In two days, we will arrive at the point the WIC community has long dreaded, particularly given the growing negative consequences of sequestration on the WIC budget – the pending loss in Supplemental Nutrition Assistance Benefits (SNAP -- formerly known as Food Stamps) benefits provided to SNAP recipients under the American Recovery and Reinvestment Act of 2009 (ARRA) – and the potential uptick in WIC participation as a result of those decreased benefits.
On Monday, September 28, the Hon. Kevin Concannon, Under Secretary for Food, Nutrition, and Consumer Services released an impact statement on the pending decrease in SNAP benefits provided under the temporary boost in benefits due to the economic downturn by ARRA.
Beginning November 1, every household will be impacted with a monthly loss in benefits of between $11 for a family of one to $65 for a family of eight, assuming no other changes in income, household size, or expenses between this month and next.
This could well provide an impetus for families with young children not currently receiving WIC benefits to turn to WIC to help make up the needed difference.

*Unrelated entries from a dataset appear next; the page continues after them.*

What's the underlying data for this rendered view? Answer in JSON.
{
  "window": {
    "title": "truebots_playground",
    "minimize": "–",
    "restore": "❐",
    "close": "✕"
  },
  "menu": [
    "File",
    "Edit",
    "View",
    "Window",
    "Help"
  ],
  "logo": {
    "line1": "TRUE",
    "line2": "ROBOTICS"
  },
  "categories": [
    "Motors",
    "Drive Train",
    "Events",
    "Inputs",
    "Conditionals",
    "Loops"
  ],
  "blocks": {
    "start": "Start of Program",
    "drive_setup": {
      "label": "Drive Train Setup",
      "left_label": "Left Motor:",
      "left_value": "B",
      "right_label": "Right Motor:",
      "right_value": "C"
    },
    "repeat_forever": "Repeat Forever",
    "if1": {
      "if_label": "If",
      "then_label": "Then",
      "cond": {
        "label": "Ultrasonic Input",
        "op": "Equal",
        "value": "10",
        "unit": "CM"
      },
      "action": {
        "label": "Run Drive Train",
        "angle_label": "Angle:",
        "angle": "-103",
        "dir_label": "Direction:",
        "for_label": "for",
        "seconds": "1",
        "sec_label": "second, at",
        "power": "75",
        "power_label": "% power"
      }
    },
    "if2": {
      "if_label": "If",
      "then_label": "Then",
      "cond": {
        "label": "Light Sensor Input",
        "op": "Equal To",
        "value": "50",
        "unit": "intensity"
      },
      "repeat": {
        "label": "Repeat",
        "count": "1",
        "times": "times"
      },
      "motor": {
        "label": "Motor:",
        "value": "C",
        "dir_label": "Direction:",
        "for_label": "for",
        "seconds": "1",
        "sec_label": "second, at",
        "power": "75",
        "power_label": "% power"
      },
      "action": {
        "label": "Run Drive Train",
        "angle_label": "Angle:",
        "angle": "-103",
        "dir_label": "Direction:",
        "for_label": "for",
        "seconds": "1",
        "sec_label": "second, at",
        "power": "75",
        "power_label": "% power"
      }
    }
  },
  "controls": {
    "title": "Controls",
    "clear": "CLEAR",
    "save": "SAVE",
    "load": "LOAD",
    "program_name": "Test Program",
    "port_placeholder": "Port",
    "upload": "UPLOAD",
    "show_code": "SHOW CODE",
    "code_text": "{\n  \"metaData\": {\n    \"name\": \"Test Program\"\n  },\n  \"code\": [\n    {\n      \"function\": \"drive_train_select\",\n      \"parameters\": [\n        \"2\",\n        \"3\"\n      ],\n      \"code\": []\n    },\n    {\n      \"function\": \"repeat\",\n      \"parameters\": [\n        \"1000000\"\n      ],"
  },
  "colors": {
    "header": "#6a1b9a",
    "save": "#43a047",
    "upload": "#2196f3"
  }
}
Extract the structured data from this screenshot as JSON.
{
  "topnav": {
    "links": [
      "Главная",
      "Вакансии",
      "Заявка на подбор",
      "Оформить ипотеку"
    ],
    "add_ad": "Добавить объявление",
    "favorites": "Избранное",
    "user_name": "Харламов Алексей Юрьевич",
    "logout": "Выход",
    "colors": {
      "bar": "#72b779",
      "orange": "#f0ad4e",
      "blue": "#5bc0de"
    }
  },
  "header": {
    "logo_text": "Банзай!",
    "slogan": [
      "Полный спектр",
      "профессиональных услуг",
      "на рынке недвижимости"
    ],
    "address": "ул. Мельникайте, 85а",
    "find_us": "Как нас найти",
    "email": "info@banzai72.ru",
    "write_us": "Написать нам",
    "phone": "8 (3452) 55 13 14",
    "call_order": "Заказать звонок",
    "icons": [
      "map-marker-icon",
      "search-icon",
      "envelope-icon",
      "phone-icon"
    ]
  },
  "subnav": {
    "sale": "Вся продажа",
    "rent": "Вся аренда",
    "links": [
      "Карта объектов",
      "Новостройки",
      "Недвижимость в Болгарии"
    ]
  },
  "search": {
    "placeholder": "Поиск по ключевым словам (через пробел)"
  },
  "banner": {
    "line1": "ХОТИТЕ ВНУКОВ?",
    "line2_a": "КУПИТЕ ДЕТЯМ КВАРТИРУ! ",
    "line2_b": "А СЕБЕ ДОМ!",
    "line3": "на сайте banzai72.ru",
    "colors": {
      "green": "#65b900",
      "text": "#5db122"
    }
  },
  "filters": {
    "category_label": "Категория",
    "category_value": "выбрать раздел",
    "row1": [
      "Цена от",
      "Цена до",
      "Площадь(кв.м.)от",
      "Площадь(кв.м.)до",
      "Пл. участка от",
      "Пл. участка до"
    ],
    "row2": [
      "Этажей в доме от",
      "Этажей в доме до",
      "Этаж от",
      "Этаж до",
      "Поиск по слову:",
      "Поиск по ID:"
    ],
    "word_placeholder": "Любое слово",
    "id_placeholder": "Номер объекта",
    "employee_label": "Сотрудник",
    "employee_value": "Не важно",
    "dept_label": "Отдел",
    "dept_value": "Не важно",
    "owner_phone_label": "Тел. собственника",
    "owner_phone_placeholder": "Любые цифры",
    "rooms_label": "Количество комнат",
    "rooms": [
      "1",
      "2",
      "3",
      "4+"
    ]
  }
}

WIC’s budget has been significantly strained in the lead up to sequestration, under sequestration, and in the recent government shutdown. Hiring freezes, clinic consolidations, and clinic closings have become the norm challenging the ability of WIC staff to fully address client needs. Given WIC’s own budget challenges, a sudden increase in participation could result in wait lists.
At the end of September, the House passed the Nutrition Title of the Farm Bill – The Nutrition Reform and Work Opportunity Act of 2013, cutting nearly $40 billion from SNAP over ten years. That means reductions in benefits of $4 billion every single year for the next decade. The Senate’s version of the Farm Bill includes a Nutrition Title that cuts $4 billion over ten years. How sad that a cut in benefits of $4 billion over ten years becomes the high-water mark against which to protect SNAP benefits for food insecure Americans. The effect of further SNAP cuts could only lead to increased demand for WIC services.
Adding to the challenges of the economy’s slow growth, the Organization for Economic Cooperation and Development (OECD) released a study earlier this year that demonstrated how the U.S. had the highest income inequality in the developed world. Indeed, the study showed that the U.S. followed only Chile, Mexico, and Turkey among all nations in the world.
In just three decades, the top 1 percent of the nation’s earners nearly doubled its slice of the American income pie, as a result of earnings and massive tax cuts, to almost 20 percent. The OECD reports that the gain is by far the greatest among developed nations.
Why, in a time of a challenged slow-growth economy and in the face of such glaring income disparities affecting the middle class and the poor, would Congress even consider reducing nutrition benefits? Only a stunning disregard for those who have been left behind, struggling to survive, can explain the House’s action.
This week Farm Bill Conferees meet to negotiate the differences between these two dramatically different bills. The outcome will surely tell us how Congress feels about the poor.
The New York Times reports that the Republican Governor of Ohio, the Hon. John R. Kasich, recently chided his colleagues in Washington saying “I’m concerned about the fact there seems to be a war on the poor. That if you’re poor, somehow you’re shiftless and lazy. You know what? The very people who complain ought to ask their grandparents if they worked at the W.P.A. [the depression-era Works Progress Administration].”
Hopefully, his colleagues in Washington are listening.
Call and tell your Congressional representatives that SNAP should not be cut! Use our Capitol Switchboard number: 855-435-7942
Photo credit: R.B. Boyer